Adam said...

my point is that the people designing many of the projects seem to just think about pedestrians as an afterthought. A traffic circle on US 1 is not the answer for pedestrians. A traffic circle on 27th and Tigertail would be great.

As for off-the-beaten-path traffic circles. I wonder if you are referring to the disaster at Shipping and Virginia that just went in. Let me rant a while, as I walk by there to take my dog to the park. That intersection went from an easily traversible four way stop, that--yes, somtimes people would roll through. to a pedestrian nightmare where a busy park lets out at a corner with 0 pedestrian friendly crossings (they are moved half a block up the street) that EVERY car rolls through, whether they are turning onto shipping or going straight, and instead of a nice sidestreet with no lane markings there is now a double yellow line coming out of that circle in all directions. It is not the very epitome of _not_ calming traffic, but again, some engineer read a book and designed it to "standards" instead of common sense.

"Oh, our new pedestrian friendly traffic circle isn't going to be safe for pedestrians to cross at the corner, that's fine, we'll just move the pedestrian crossings half a block away. Now drivers won't have to look where they're going at all."

sorry for the vitriol, but I hate to see this again and again and again.

Anonymous said...

I want to see a poll that shows what percentage of Miami Dade Transit employees take transit to work, I am not talking about bus drivers but administrators and decision makers. I mean they are housed in the government center, they should all be taking transit, but I bet it's less than 10%.

Gabriel J. Lopez-Bernal said...

I can guarantee you it is abysmally low. CTA (Chicago) has an advanced fare card system that tracks use of the card. A recent report showed absurdly low transit use in their system for CTA administrators. Given that the CTA is far more extensive/efficient than system I can only imagine where our MDT would stand...

I'll try and find that article for you...

Richard Layman said...

I was at the luncheon presentation on Tuesday, and wrote it up a bit in my blog. The thing that Brookings hasn't made very clear, is that the study focused on walkable places _that offer regionally serving retail_ and _have capacity for infill development and new construction_.

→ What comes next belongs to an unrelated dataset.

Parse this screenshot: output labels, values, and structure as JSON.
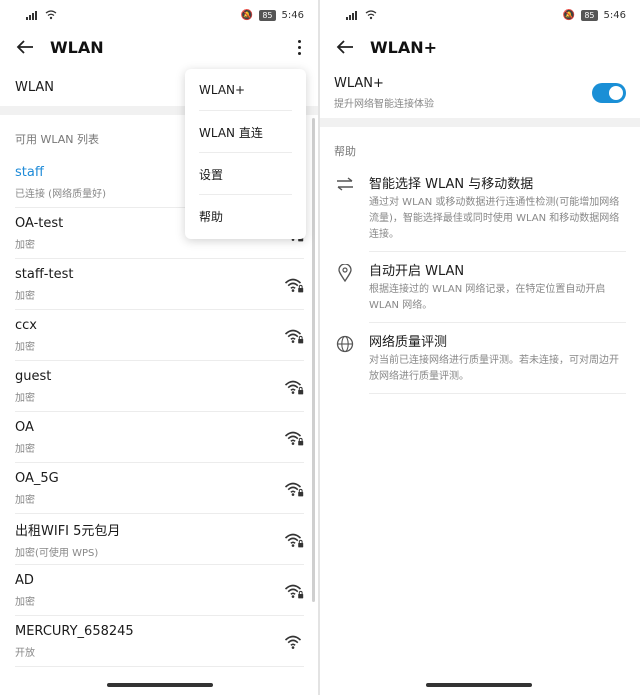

So many other walkable places, i.e., in DC, Capitol Hill and Cleveland Park, weren't included in the results.

Ryan Sharp said...

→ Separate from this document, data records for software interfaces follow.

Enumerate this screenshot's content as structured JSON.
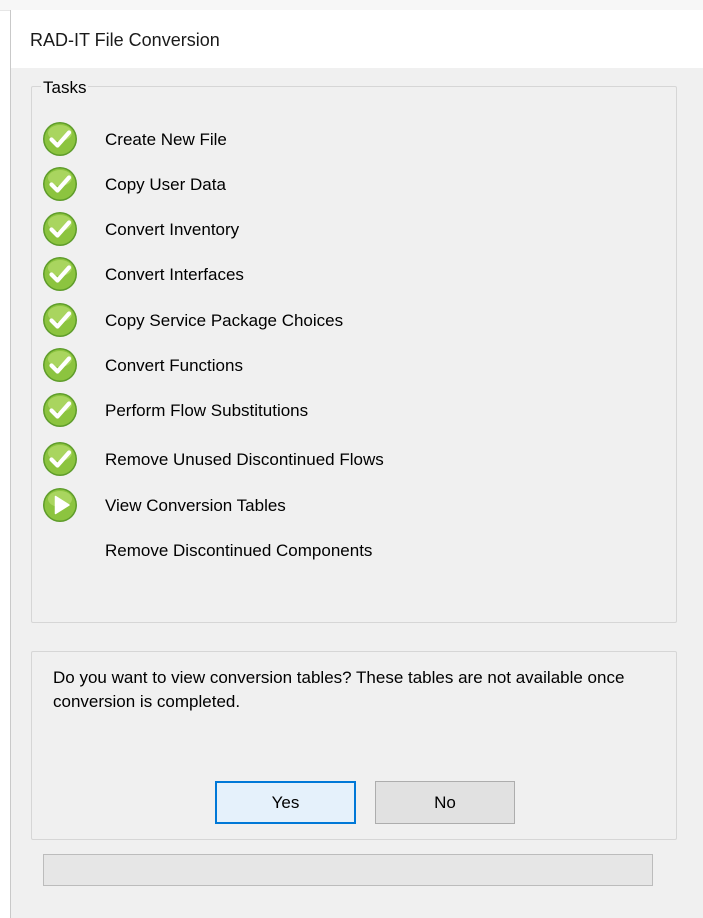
{
  "window": {
    "title": "RAD-IT File Conversion"
  },
  "tasks_group": {
    "legend": "Tasks",
    "items": [
      {
        "label": "Create New File",
        "status": "done",
        "icon": "check-icon"
      },
      {
        "label": "Copy User Data",
        "status": "done",
        "icon": "check-icon"
      },
      {
        "label": "Convert Inventory",
        "status": "done",
        "icon": "check-icon"
      },
      {
        "label": "Convert Interfaces",
        "status": "done",
        "icon": "check-icon"
      },
      {
        "label": "Copy Service Package Choices",
        "status": "done",
        "icon": "check-icon"
      },
      {
        "label": "Convert Functions",
        "status": "done",
        "icon": "check-icon"
      },
      {
        "label": "Perform Flow Substitutions",
        "status": "done",
        "icon": "check-icon"
      },
      {
        "label": "Remove Unused Discontinued Flows",
        "status": "done",
        "icon": "check-icon"
      },
      {
        "label": "View Conversion Tables",
        "status": "current",
        "icon": "play-arrow-icon"
      },
      {
        "label": "Remove Discontinued Components",
        "status": "pending",
        "icon": ""
      }
    ]
  },
  "prompt": {
    "message": "Do you want to view conversion tables?  These tables are not available once conversion is completed.",
    "yes_label": "Yes",
    "no_label": "No"
  },
  "progress": {
    "value": 0
  },
  "colors": {
    "icon_green_light": "#a6d15a",
    "icon_green_dark": "#4c8a1e",
    "accent_focus": "#0078d7",
    "dialog_bg": "#f0f0f0"
  }
}
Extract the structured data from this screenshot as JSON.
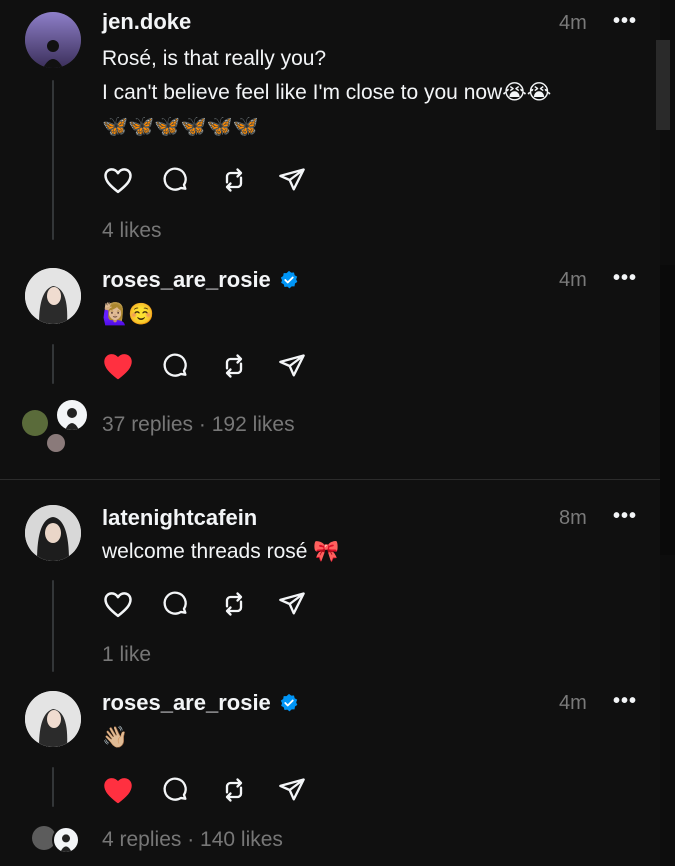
{
  "posts": [
    {
      "username": "jen.doke",
      "time": "4m",
      "more": "•••",
      "verified": false,
      "lines": [
        "Rosé, is that really you?",
        "I can't believe feel like I'm close to you now😭😭",
        "🦋🦋🦋🦋🦋🦋"
      ],
      "liked": false,
      "stats": "4 likes"
    },
    {
      "username": "roses_are_rosie",
      "time": "4m",
      "more": "•••",
      "verified": true,
      "lines": [
        "🙋🏼‍♀️☺️"
      ],
      "liked": true,
      "stats": "37 replies · 192 likes"
    },
    {
      "username": "latenightcafein",
      "time": "8m",
      "more": "•••",
      "verified": false,
      "lines": [
        "welcome threads rosé 🎀"
      ],
      "liked": false,
      "stats": "1 like"
    },
    {
      "username": "roses_are_rosie",
      "time": "4m",
      "more": "•••",
      "verified": true,
      "lines": [
        "👋🏼"
      ],
      "liked": true,
      "stats": "4 replies · 140 likes"
    }
  ],
  "colors": {
    "background": "#101010",
    "text": "#f3f5f7",
    "muted": "#777777",
    "like_red": "#ff3040",
    "verified_blue": "#0095f6"
  },
  "icons": [
    "heart-icon",
    "comment-icon",
    "repost-icon",
    "share-icon",
    "more-icon",
    "verified-icon"
  ]
}
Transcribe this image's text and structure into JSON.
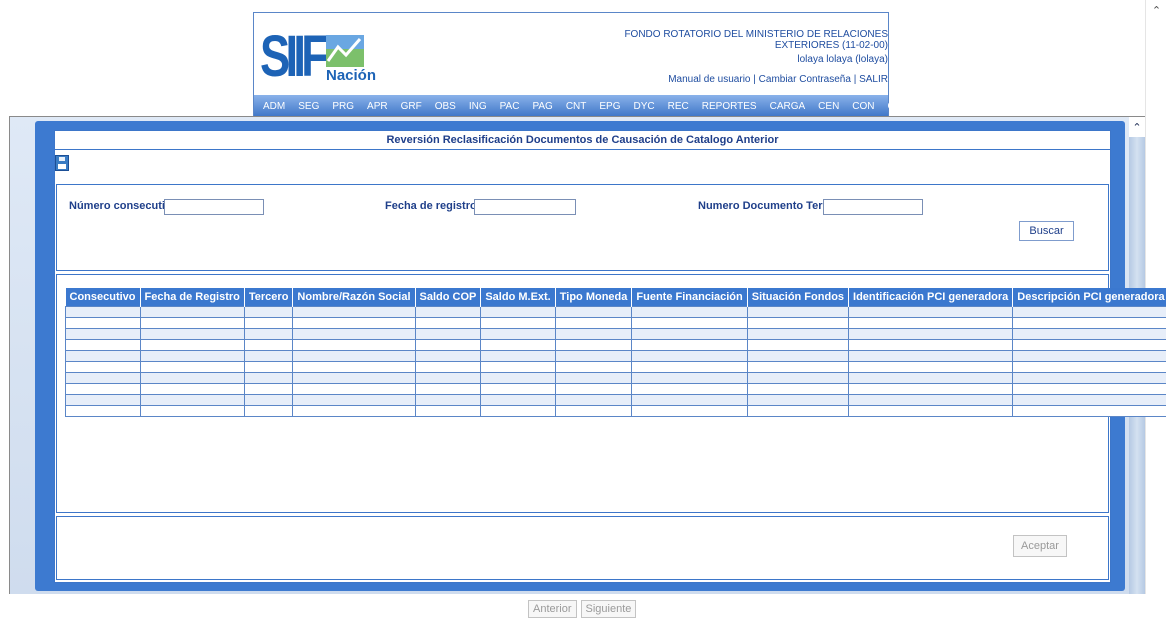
{
  "header": {
    "logo_text": "SIIF",
    "logo_subtext": "Nación",
    "org_line1": "FONDO ROTATORIO DEL MINISTERIO DE RELACIONES",
    "org_line2": "EXTERIORES (11-02-00)",
    "user": "lolaya lolaya (lolaya)",
    "links": [
      "Manual de usuario",
      "Cambiar Contraseña",
      "SALIR"
    ],
    "link_separator": "|",
    "menu": [
      "ADM",
      "SEG",
      "PRG",
      "APR",
      "GRF",
      "OBS",
      "ING",
      "PAC",
      "PAG",
      "CNT",
      "EPG",
      "DYC",
      "REC",
      "REPORTES",
      "CARGA",
      "CEN",
      "CON",
      "CUN"
    ]
  },
  "page": {
    "title": "Reversión Reclasificación Documentos de Causación de Catalogo Anterior"
  },
  "search": {
    "consecutivo_label": "Número consecutivo:",
    "consecutivo_value": "",
    "fecha_label": "Fecha de registro:",
    "fecha_value": "",
    "tercero_label": "Numero Documento Tercero:",
    "tercero_value": "",
    "buscar_label": "Buscar"
  },
  "grid": {
    "columns": [
      "Consecutivo",
      "Fecha de Registro",
      "Tercero",
      "Nombre/Razón Social",
      "Saldo COP",
      "Saldo M.Ext.",
      "Tipo Moneda",
      "Fuente Financiación",
      "Situación Fondos",
      "Identificación PCI generadora",
      "Descripción PCI generadora"
    ],
    "rows": [
      [
        "",
        "",
        "",
        "",
        "",
        "",
        "",
        "",
        "",
        "",
        ""
      ],
      [
        "",
        "",
        "",
        "",
        "",
        "",
        "",
        "",
        "",
        "",
        ""
      ],
      [
        "",
        "",
        "",
        "",
        "",
        "",
        "",
        "",
        "",
        "",
        ""
      ],
      [
        "",
        "",
        "",
        "",
        "",
        "",
        "",
        "",
        "",
        "",
        ""
      ],
      [
        "",
        "",
        "",
        "",
        "",
        "",
        "",
        "",
        "",
        "",
        ""
      ],
      [
        "",
        "",
        "",
        "",
        "",
        "",
        "",
        "",
        "",
        "",
        ""
      ],
      [
        "",
        "",
        "",
        "",
        "",
        "",
        "",
        "",
        "",
        "",
        ""
      ],
      [
        "",
        "",
        "",
        "",
        "",
        "",
        "",
        "",
        "",
        "",
        ""
      ],
      [
        "",
        "",
        "",
        "",
        "",
        "",
        "",
        "",
        "",
        "",
        ""
      ],
      [
        "",
        "",
        "",
        "",
        "",
        "",
        "",
        "",
        "",
        "",
        ""
      ]
    ]
  },
  "pager": {
    "prev_label": "Anterior",
    "next_label": "Siguiente"
  },
  "footer": {
    "accept_label": "Aceptar"
  },
  "icons": {
    "save": "floppy-disk-icon",
    "scroll_up": "chevron-up-icon"
  },
  "colors": {
    "accent": "#3b78cf",
    "frame": "#3d7ad0",
    "text": "#1f3f8a"
  }
}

Thanks for the clarification, Richard. Keep up the good work on you great blog, btw.